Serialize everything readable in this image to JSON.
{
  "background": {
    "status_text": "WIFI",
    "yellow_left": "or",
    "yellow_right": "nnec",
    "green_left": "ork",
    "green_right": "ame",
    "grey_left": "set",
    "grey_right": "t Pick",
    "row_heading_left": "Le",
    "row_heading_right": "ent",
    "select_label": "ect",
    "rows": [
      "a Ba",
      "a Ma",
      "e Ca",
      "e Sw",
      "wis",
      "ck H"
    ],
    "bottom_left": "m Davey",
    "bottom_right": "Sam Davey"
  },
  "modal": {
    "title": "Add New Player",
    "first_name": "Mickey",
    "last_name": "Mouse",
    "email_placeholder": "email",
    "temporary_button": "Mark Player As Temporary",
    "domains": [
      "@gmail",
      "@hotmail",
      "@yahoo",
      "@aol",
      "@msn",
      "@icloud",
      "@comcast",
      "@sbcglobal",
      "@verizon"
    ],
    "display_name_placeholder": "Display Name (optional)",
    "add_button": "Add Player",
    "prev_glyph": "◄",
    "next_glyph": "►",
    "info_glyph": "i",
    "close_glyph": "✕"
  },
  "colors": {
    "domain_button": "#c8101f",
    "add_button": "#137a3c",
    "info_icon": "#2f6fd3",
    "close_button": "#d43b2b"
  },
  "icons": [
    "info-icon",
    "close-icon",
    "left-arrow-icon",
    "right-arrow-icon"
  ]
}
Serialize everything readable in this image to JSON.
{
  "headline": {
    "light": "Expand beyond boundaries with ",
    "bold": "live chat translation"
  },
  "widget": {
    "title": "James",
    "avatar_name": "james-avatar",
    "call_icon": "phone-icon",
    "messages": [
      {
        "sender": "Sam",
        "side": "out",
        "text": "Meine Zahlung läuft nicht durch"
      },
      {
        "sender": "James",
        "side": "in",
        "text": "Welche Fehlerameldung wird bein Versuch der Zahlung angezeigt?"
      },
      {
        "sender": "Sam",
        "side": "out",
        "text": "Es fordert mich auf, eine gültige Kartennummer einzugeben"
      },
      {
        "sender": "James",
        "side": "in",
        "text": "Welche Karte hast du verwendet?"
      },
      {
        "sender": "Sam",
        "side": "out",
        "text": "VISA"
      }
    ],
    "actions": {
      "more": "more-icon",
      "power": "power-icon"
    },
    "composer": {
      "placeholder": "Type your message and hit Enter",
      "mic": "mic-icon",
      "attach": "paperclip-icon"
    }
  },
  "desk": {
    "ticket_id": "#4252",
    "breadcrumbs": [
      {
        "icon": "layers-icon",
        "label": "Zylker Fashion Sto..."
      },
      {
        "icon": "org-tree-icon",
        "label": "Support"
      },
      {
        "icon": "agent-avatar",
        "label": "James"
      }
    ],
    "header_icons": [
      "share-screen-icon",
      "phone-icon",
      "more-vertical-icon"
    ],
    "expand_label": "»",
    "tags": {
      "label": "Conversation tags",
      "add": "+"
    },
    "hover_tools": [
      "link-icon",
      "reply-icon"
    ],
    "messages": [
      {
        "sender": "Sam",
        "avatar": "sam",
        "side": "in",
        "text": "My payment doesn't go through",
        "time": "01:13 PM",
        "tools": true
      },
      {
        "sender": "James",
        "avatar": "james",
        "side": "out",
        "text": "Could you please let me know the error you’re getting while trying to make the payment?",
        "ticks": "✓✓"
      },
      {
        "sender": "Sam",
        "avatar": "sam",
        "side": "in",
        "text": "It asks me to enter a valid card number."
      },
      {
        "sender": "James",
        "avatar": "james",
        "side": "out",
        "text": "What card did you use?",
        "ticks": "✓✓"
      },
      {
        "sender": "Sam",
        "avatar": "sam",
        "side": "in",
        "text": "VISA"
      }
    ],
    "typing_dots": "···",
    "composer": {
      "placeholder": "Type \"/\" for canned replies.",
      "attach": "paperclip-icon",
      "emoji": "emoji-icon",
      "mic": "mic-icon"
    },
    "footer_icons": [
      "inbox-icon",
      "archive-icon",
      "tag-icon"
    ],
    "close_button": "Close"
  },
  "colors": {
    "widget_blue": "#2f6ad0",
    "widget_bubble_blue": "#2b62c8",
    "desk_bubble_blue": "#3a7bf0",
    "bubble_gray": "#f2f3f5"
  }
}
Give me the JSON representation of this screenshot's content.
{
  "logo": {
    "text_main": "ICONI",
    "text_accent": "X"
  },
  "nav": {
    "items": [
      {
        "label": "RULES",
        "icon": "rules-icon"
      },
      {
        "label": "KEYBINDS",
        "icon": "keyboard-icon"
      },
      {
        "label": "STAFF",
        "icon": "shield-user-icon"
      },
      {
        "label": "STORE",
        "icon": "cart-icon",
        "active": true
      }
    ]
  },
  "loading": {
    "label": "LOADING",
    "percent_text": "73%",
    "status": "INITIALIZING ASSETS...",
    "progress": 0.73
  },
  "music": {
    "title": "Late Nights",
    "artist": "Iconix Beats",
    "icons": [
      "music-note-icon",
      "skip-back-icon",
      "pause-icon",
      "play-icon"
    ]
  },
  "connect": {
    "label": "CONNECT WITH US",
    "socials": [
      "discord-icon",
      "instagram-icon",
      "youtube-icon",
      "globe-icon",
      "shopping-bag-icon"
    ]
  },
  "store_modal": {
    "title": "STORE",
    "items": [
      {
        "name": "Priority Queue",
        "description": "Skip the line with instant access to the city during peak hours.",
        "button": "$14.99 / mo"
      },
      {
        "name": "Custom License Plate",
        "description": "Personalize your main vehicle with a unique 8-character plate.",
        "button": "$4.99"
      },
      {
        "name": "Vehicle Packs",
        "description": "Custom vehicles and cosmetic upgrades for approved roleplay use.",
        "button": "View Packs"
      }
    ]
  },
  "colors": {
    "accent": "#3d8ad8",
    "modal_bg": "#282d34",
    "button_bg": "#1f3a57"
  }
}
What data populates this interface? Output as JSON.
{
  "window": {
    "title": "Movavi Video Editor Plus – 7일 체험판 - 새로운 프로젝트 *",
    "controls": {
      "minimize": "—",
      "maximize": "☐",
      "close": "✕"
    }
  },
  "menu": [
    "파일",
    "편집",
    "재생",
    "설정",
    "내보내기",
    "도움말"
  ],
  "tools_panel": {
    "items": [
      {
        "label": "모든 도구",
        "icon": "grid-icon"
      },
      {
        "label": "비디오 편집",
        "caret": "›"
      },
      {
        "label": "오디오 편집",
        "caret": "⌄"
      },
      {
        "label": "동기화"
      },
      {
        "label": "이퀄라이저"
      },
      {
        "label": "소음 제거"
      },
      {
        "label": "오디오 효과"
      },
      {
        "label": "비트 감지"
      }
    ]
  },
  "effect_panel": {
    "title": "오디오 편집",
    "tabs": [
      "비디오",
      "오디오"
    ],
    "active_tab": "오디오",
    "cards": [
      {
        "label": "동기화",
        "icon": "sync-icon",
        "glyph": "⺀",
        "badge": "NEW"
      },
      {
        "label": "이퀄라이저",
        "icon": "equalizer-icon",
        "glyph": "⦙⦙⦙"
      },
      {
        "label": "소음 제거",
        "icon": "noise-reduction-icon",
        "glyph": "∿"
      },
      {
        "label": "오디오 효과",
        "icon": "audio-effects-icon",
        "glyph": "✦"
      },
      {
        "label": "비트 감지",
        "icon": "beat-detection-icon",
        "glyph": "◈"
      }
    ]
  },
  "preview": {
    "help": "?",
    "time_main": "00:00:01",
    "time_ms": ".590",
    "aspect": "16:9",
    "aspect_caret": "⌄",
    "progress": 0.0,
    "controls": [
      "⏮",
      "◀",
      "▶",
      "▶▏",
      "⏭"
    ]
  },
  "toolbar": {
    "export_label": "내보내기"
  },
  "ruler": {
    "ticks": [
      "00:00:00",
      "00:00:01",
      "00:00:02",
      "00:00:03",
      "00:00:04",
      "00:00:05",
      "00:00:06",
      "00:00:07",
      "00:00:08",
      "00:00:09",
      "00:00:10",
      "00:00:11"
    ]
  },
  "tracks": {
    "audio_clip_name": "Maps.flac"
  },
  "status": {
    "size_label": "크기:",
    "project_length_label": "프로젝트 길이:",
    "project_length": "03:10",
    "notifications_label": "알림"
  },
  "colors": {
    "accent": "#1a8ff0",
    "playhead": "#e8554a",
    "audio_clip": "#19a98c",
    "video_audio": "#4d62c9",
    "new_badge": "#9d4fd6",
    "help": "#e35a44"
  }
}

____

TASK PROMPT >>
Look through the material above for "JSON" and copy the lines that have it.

TASK OUTPUT >>
Serialize everything readable in this image to JSON.
Serialize everything readable in this image to JSON.
Give me the JSON representation of this screenshot's content.
What data populates this interface? Output as JSON.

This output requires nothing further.